Task description. Would you give the number of lines in the entries that contain the word "ProSupply"? Nothing else is needed.

Dataset content.
==============================

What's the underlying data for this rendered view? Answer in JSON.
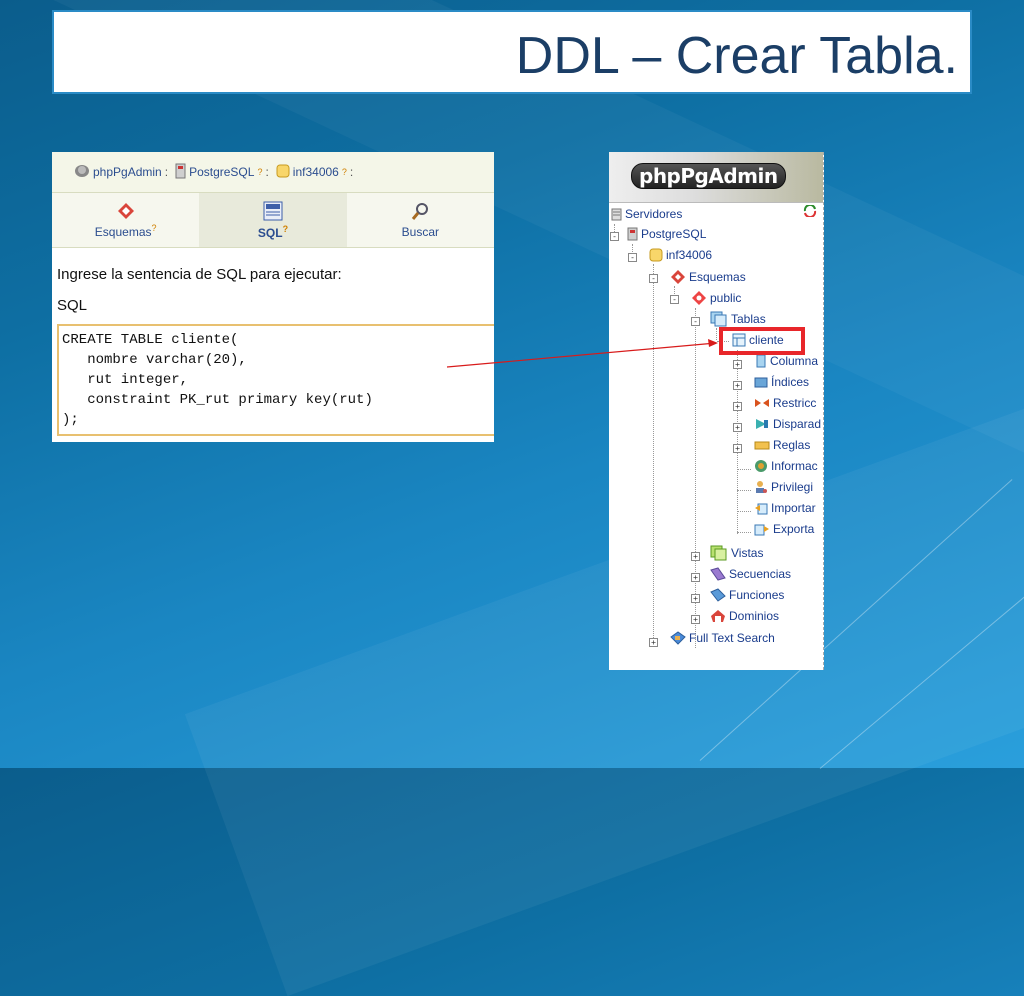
{
  "slide": {
    "title": "DDL – Crear Tabla."
  },
  "sql_panel": {
    "breadcrumb": [
      {
        "label": "phpPgAdmin",
        "icon": "elephant-icon"
      },
      {
        "label": "PostgreSQL",
        "icon": "server-icon",
        "help": "?"
      },
      {
        "label": "inf34006",
        "icon": "database-icon",
        "help": "?"
      }
    ],
    "tabs": [
      {
        "label": "Esquemas",
        "help": "?",
        "icon": "schema-icon",
        "active": false
      },
      {
        "label": "SQL",
        "help": "?",
        "icon": "sql-icon",
        "active": true
      },
      {
        "label": "Buscar",
        "icon": "magnifier-icon",
        "active": false
      }
    ],
    "prompt": "Ingrese la sentencia de SQL para ejecutar:",
    "sql_label": "SQL",
    "sql_text": "CREATE TABLE cliente(\n   nombre varchar(20),\n   rut integer,\n   constraint PK_rut primary key(rut)\n);"
  },
  "tree_panel": {
    "logo": "phpPgAdmin",
    "nodes": {
      "servidores": "Servidores",
      "postgresql": "PostgreSQL",
      "db": "inf34006",
      "esquemas": "Esquemas",
      "public": "public",
      "tablas": "Tablas",
      "cliente": "cliente",
      "columnas": "Columna",
      "indices": "Índices",
      "restricciones": "Restricc",
      "disparadores": "Disparad",
      "reglas": "Reglas",
      "informacion": "Informac",
      "privilegios": "Privilegi",
      "importar": "Importar",
      "exportar": "Exporta",
      "vistas": "Vistas",
      "secuencias": "Secuencias",
      "funciones": "Funciones",
      "dominios": "Dominios",
      "fulltext": "Full Text Search"
    }
  },
  "colors": {
    "title": "#1b3e66",
    "highlight": "#e8262a",
    "link": "#1a3c8c"
  }
}
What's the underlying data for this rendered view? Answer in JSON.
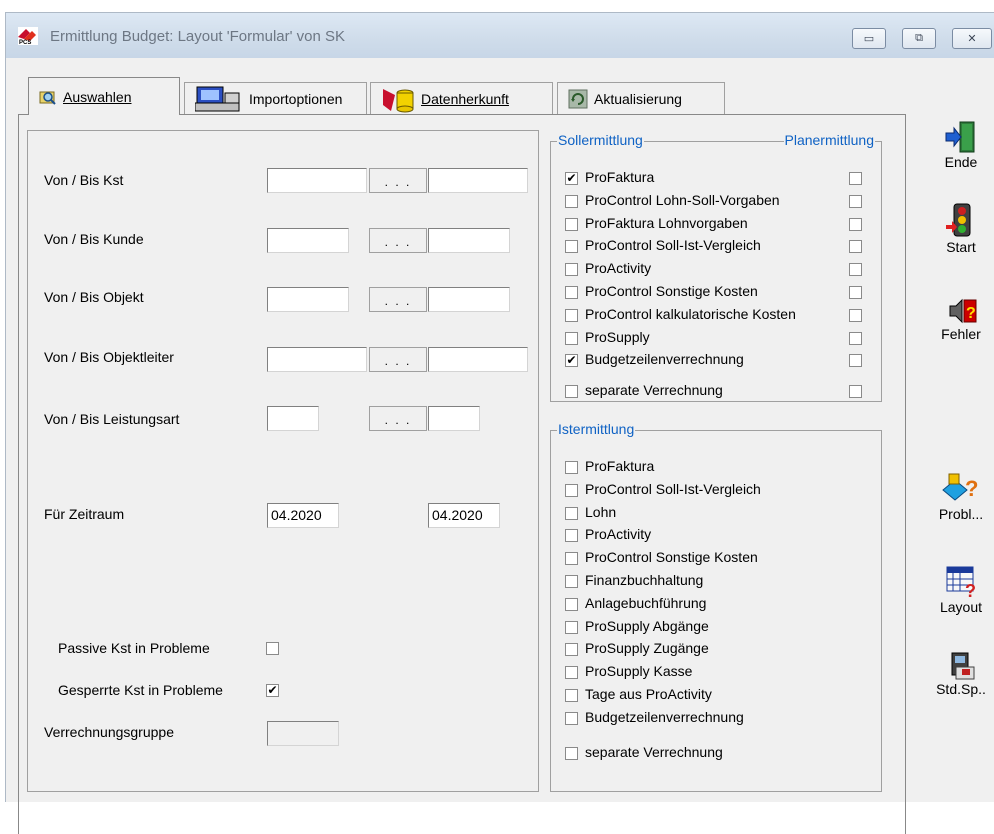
{
  "window": {
    "title": "Ermittlung Budget: Layout 'Formular' von SK",
    "controls": {
      "minimize": "▭",
      "restore": "⧉",
      "close": "✕"
    }
  },
  "tabs": [
    {
      "label": "Auswahlen",
      "active": true,
      "icon": "search-folder-icon"
    },
    {
      "label": "Importoptionen",
      "active": false,
      "icon": "computer-import-icon"
    },
    {
      "label": "Datenherkunft",
      "active": false,
      "icon": "database-source-icon"
    },
    {
      "label": "Aktualisierung",
      "active": false,
      "icon": "refresh-icon"
    }
  ],
  "form": {
    "kst": {
      "label": "Von / Bis Kst",
      "from": "",
      "to": "",
      "dots": ". . ."
    },
    "kunde": {
      "label": "Von / Bis Kunde",
      "from": "",
      "to": "",
      "dots": ". . ."
    },
    "objekt": {
      "label": "Von / Bis Objekt",
      "from": "",
      "to": "",
      "dots": ". . ."
    },
    "objektleiter": {
      "label": "Von / Bis Objektleiter",
      "from": "",
      "to": "",
      "dots": ". . ."
    },
    "leistungsart": {
      "label": "Von / Bis Leistungsart",
      "from": "",
      "to": "",
      "dots": ". . ."
    },
    "zeitraum": {
      "label": "Für Zeitraum",
      "from": "04.2020",
      "to": "04.2020"
    },
    "passive": {
      "label": "Passive Kst in Probleme",
      "checked": false
    },
    "gesperrte": {
      "label": "Gesperrte Kst in Probleme",
      "checked": true
    },
    "verrechnungsgruppe": {
      "label": "Verrechnungsgruppe",
      "value": ""
    }
  },
  "soll": {
    "legend_left": "Sollermittlung",
    "legend_right": "Planermittlung",
    "items": [
      {
        "label": "ProFaktura",
        "checked": true,
        "plan": false
      },
      {
        "label": "ProControl Lohn-Soll-Vorgaben",
        "checked": false,
        "plan": false
      },
      {
        "label": "ProFaktura Lohnvorgaben",
        "checked": false,
        "plan": false
      },
      {
        "label": "ProControl Soll-Ist-Vergleich",
        "checked": false,
        "plan": false
      },
      {
        "label": "ProActivity",
        "checked": false,
        "plan": false
      },
      {
        "label": "ProControl Sonstige Kosten",
        "checked": false,
        "plan": false
      },
      {
        "label": "ProControl kalkulatorische Kosten",
        "checked": false,
        "plan": false
      },
      {
        "label": "ProSupply",
        "checked": false,
        "plan": false
      },
      {
        "label": "Budgetzeilenverrechnung",
        "checked": true,
        "plan": false
      },
      {
        "label": "separate Verrechnung",
        "checked": false,
        "plan": false
      }
    ]
  },
  "ist": {
    "legend": "Istermittlung",
    "items": [
      {
        "label": "ProFaktura",
        "checked": false
      },
      {
        "label": "ProControl Soll-Ist-Vergleich",
        "checked": false
      },
      {
        "label": "Lohn",
        "checked": false
      },
      {
        "label": "ProActivity",
        "checked": false
      },
      {
        "label": "ProControl Sonstige Kosten",
        "checked": false
      },
      {
        "label": "Finanzbuchhaltung",
        "checked": false
      },
      {
        "label": "Anlagebuchführung",
        "checked": false
      },
      {
        "label": "ProSupply Abgänge",
        "checked": false
      },
      {
        "label": "ProSupply Zugänge",
        "checked": false
      },
      {
        "label": "ProSupply Kasse",
        "checked": false
      },
      {
        "label": "Tage aus ProActivity",
        "checked": false
      },
      {
        "label": "Budgetzeilenverrechnung",
        "checked": false
      },
      {
        "label": "separate Verrechnung",
        "checked": false
      }
    ]
  },
  "sidebar": [
    {
      "label": "Ende",
      "icon": "exit-door-icon"
    },
    {
      "label": "Start",
      "icon": "traffic-light-icon"
    },
    {
      "label": "Fehler",
      "icon": "error-speaker-icon"
    },
    {
      "label": "Probl...",
      "icon": "problems-icon"
    },
    {
      "label": "Layout",
      "icon": "layout-icon"
    },
    {
      "label": "Std.Sp..",
      "icon": "save-default-icon"
    }
  ],
  "check_mark": "✔"
}
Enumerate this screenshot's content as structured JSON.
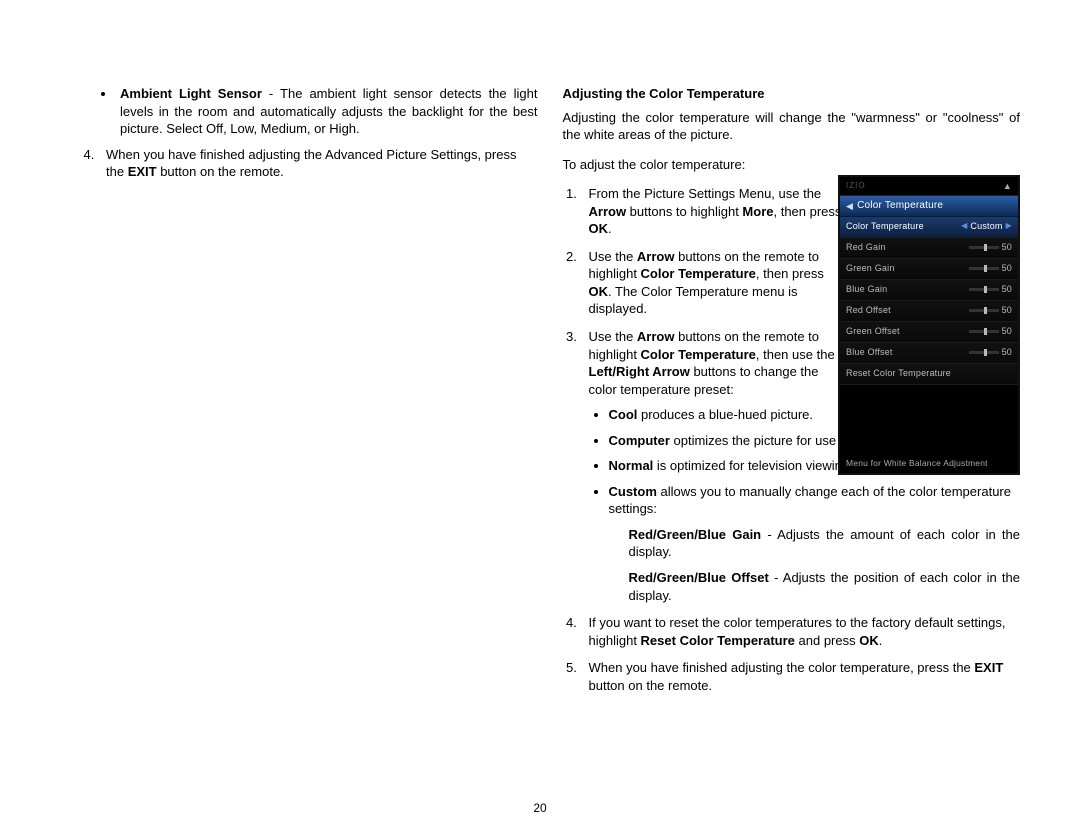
{
  "page_number": "20",
  "left": {
    "bullet_bold": "Ambient Light Sensor",
    "bullet_rest": " - The ambient light sensor detects the light levels in the room and automatically adjusts the backlight for the best picture. Select Off, Low, Medium, or High.",
    "step4_a": "When you have finished adjusting the Advanced Picture Settings, press the ",
    "step4_b": "EXIT",
    "step4_c": " button on the remote."
  },
  "right": {
    "heading": "Adjusting the Color Temperature",
    "intro": "Adjusting the color temperature will change the \"warmness\" or \"coolness\" of the white areas of the picture.",
    "lead": "To adjust the color temperature:",
    "s1_a": "From the Picture Settings Menu, use the ",
    "s1_b": "Arrow",
    "s1_c": " buttons to highlight ",
    "s1_d": "More",
    "s1_e": ", then press ",
    "s1_f": "OK",
    "s1_g": ".",
    "s2_a": "Use the ",
    "s2_b": "Arrow",
    "s2_c": " buttons on the remote to highlight ",
    "s2_d": "Color Temperature",
    "s2_e": ", then press ",
    "s2_f": "OK",
    "s2_g": ". The Color Temperature menu is displayed.",
    "s3_a": "Use the ",
    "s3_b": "Arrow",
    "s3_c": " buttons on the remote to highlight ",
    "s3_d": "Color Temperature",
    "s3_e": ", then use the ",
    "s3_f": "Left/Right Arrow",
    "s3_g": " buttons to change the color temperature preset:",
    "p_cool_b": "Cool",
    "p_cool_t": " produces a blue-hued picture.",
    "p_comp_b": "Computer",
    "p_comp_t": " optimizes the picture for use as a PC monitor.",
    "p_norm_b": "Normal",
    "p_norm_t": " is optimized for television viewing.",
    "p_cust_b": "Custom",
    "p_cust_t": " allows you to manually change each of the color temperature settings:",
    "gain_b": "Red/Green/Blue Gain",
    "gain_t": " - Adjusts the amount of each color in the display.",
    "off_b": "Red/Green/Blue Offset",
    "off_t": " - Adjusts the position of each color in the display.",
    "s4_a": "If you want to reset the color temperatures to the factory default settings, highlight ",
    "s4_b": "Reset Color Temperature",
    "s4_c": " and press ",
    "s4_d": "OK",
    "s4_e": ".",
    "s5_a": "When you have finished adjusting the color temperature, press the ",
    "s5_b": "EXIT",
    "s5_c": " button on the remote."
  },
  "tv": {
    "logo": "IZIO",
    "title": "Color Temperature",
    "mode_label": "Color Temperature",
    "mode_value": "Custom",
    "rows": [
      {
        "label": "Red Gain",
        "val": "50"
      },
      {
        "label": "Green Gain",
        "val": "50"
      },
      {
        "label": "Blue Gain",
        "val": "50"
      },
      {
        "label": "Red Offset",
        "val": "50"
      },
      {
        "label": "Green Offset",
        "val": "50"
      },
      {
        "label": "Blue Offset",
        "val": "50"
      }
    ],
    "reset": "Reset Color Temperature",
    "footer": "Menu for White Balance Adjustment"
  }
}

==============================

Output for this task. 4